The less said about External Affairs Minister Peiris, the kinder and less time wasted it would be. He is characteristically able to see and speak of the “evil side of the US resolution” but unable to see the evil side of Sri Lanka’s foreign policy based on deceit and falsehood, in the manner of Gamage Somapala, our hero in the anecdote quoted above. Peiris too, like his colleague Rajapaksa, searches for the mote in the eye of others while ignoring the beam in his own!
On Tuesday 19 March, the UPA chair, Sonia Gandhi took a remarkably unusual step at the Congress Parliamentary Party meeting when she expressed her party’s concern for the Sri Lankan Tamils:
The plight of Tamils in Sri Lanka is close to our hearts. Our support for equal rights and equal protection of the laws to them has been unwavering since the days of Indiraji and Rajivji.
We are most pained at the manner in which their legitimate political rights continue to be denied them.

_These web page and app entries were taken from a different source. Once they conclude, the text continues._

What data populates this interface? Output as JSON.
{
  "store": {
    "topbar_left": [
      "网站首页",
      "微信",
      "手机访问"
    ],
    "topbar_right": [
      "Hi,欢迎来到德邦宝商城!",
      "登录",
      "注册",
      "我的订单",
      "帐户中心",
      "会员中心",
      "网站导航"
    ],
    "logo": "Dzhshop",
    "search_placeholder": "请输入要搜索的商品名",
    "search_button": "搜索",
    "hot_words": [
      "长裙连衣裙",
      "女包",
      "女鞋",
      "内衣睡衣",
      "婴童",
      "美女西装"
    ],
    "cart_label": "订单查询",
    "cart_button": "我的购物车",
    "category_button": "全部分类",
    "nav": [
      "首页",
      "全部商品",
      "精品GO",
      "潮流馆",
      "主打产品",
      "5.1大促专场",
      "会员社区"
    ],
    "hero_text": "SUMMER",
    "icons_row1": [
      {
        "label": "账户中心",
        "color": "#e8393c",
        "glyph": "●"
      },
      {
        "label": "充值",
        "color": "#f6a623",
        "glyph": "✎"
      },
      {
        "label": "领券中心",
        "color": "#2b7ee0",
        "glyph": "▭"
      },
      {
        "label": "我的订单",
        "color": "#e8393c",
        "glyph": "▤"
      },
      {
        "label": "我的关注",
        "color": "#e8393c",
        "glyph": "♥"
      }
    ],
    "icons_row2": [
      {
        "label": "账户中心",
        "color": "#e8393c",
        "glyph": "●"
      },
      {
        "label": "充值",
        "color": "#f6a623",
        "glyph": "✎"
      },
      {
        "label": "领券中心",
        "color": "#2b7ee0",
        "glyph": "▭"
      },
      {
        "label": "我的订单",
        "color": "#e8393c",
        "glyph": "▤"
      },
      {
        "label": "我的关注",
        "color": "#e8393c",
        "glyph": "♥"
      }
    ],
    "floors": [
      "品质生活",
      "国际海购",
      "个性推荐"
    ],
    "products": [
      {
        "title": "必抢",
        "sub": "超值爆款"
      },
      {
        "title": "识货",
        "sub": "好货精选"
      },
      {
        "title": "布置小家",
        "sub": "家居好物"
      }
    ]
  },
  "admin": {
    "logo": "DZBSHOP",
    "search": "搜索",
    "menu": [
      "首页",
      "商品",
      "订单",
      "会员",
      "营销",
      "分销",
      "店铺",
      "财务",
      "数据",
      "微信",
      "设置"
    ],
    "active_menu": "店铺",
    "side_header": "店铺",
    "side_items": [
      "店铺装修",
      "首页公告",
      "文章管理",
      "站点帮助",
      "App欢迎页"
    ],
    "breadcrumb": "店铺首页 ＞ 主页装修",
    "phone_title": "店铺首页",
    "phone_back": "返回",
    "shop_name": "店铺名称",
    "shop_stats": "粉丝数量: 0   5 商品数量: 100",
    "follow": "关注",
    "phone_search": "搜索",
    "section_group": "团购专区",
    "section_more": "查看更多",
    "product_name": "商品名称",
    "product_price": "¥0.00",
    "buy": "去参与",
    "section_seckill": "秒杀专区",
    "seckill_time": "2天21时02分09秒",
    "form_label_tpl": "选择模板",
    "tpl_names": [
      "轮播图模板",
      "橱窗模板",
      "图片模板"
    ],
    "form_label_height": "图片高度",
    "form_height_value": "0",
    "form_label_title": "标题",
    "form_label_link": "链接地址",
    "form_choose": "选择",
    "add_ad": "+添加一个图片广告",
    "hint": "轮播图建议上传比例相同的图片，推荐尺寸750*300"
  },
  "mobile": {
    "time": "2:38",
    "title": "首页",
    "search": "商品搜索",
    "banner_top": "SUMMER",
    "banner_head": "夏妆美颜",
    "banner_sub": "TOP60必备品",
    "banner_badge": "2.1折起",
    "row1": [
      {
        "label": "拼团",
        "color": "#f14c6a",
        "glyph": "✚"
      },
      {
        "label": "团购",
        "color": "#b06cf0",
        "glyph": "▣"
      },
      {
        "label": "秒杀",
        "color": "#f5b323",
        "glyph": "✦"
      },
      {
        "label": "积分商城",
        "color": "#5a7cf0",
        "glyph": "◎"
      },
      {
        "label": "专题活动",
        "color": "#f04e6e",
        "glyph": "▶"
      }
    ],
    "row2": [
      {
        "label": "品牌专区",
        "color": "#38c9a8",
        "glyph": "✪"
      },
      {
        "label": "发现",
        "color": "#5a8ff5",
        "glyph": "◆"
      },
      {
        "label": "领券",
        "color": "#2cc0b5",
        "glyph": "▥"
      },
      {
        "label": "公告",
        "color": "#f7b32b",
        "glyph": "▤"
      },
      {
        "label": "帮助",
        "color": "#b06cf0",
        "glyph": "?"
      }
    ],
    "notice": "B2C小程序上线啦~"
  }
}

We are anguished by reports of unspeakable atrocities on innocent civilians and children, especially during the last days of the conflict in 2009.
Of course Sonia Gandhi must know well India’s duplicitous policy towards Sri Lanka in the 1970s and 80s when Indiraji trained and armed Tamil separatist groups of our island home. Perhaps it is Sonia Gandhi’s mindfulness of this grievous error which also led to her late husband Rajivji’s death at the hands of an LTTE assassin that has mellowed and tempered India’s and her attitude to Sri Lanka. Wisdom often comes with suffering and we feel that this is the case with Sonia Gandhi.
The above statement of Sonia Gandhi is the strongest that has emerged from an Indian political leader in a long time. One hopes she means these sentiments sincerely and is not playing to that crazy Tamilnadu gallery to save her party from losing support in that state run by individuals who seem prone to greater lunacy than the quantum of it we usually associate with politicians in general from anywhere in the world.
It is about time that countries like India and others concerned about Sri Lanka shed their flip flop approach and focused on a principled, confident and non-reactive policy towards Sri Lanka. Whether or not China is fishing in troubled waters and poaching its way into Sri Lanka should not come in the way of India engaging Sri Lanka steadfastly. This engagement must be a partnership worthy of two neighbours with a common civilizational bond. Perhaps India should also seek to get the support of China and Japan (two countries with whom Sri Lanka has decent relations) for its good neighbourly role in Sri Lanka so that narrow political impediments may not mar an otherwise worthy enterprise.
All of us know that India wishes to be a global as well as regional power. Well, then, India has to measure up, take a few kicks in its teeth if it has to, and initiate a serious dialogue with Sri Lanka on the lines suggested above. Not as a hegemonic power or big brother, but as a long-standing friend and neighbour.